I just came across this nicely designed, responsive page: U.S. Web Design Standards

Point 1: Design standards are important, and the U.S. government is starting to realize that too!

Point 2: The page reflects many of the principles of good, standards-compliant We design in 2015.

Point 3: If you click “View the Standards,” you’ll find all kinds of good advice about usability and accessibility for Web and mobile content. It doesn’t matter if you are never going to design a site for the U.S. government — these are simply good, solid design practices that serve the audience well.

Code for journalism students

There’s a movement afoot that says everyone should learn to code. Programming should be taught in the elementary schools and high schools as a regular required subject. Why do people think this? Because learning to code is a process that makes you a better problem-solver in all kinds of situations.

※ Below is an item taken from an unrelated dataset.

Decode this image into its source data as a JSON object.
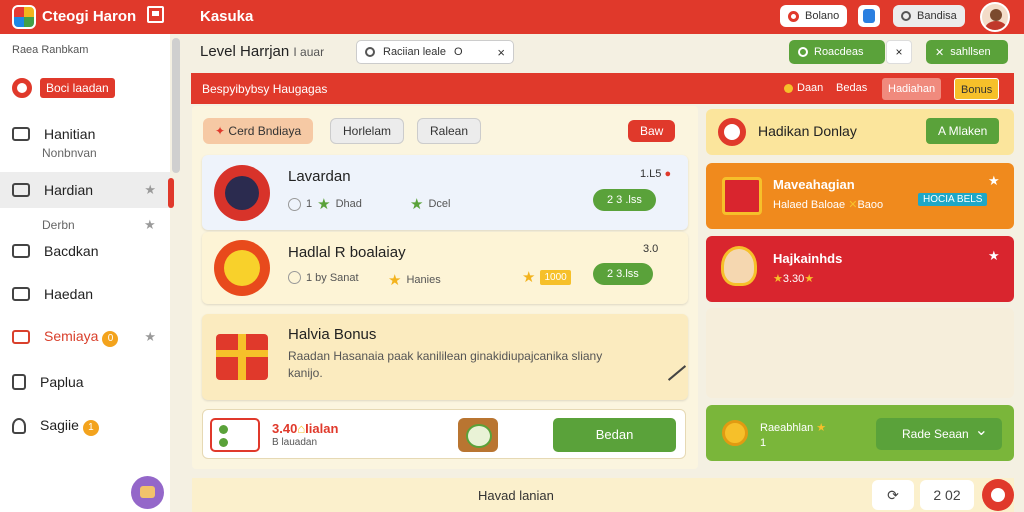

Learning to code does not mean you want to become a computer programmer. I know you signed up for a major in the College of Journalism and Communications because you were good at writing, or maybe good at visual storytelling, and probably you did not like your math classes. Guess what? Neither did I.

Check out the About page and the Course Schedule and see whether you think you’re up to the challenge. Learn to code.